====== Records for the exercise ======
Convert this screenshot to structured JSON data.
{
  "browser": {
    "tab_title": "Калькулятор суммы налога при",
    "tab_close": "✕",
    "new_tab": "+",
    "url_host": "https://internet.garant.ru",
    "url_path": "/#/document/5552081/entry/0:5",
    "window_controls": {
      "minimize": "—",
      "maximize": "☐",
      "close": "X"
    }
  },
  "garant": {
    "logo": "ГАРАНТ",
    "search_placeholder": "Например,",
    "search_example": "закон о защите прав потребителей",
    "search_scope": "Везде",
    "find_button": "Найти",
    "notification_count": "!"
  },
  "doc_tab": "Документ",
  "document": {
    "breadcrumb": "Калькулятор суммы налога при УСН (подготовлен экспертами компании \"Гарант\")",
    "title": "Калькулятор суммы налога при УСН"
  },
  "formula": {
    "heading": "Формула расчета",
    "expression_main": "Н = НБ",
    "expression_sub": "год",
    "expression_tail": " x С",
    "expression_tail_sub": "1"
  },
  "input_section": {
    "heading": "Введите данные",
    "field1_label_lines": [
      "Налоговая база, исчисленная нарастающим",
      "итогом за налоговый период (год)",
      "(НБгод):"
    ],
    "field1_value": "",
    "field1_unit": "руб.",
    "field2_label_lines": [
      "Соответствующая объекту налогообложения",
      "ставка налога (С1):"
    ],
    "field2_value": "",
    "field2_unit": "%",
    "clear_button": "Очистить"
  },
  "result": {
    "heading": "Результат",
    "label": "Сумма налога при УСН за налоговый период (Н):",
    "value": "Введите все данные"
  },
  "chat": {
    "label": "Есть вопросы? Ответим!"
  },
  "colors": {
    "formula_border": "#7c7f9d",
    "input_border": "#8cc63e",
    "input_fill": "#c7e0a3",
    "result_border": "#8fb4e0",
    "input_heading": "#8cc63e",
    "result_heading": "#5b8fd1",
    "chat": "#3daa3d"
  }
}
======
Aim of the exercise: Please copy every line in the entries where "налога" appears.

Answer below:
    "tab_title": "Калькулятор суммы налога при",
    "breadcrumb": "Калькулятор суммы налога при УСН (подготовлен экспертами компании \"Гарант\")",
    "title": "Калькулятор суммы налога при УСН"
      "ставка налога (С1):"
    "label": "Сумма налога при УСН за налоговый период (Н):",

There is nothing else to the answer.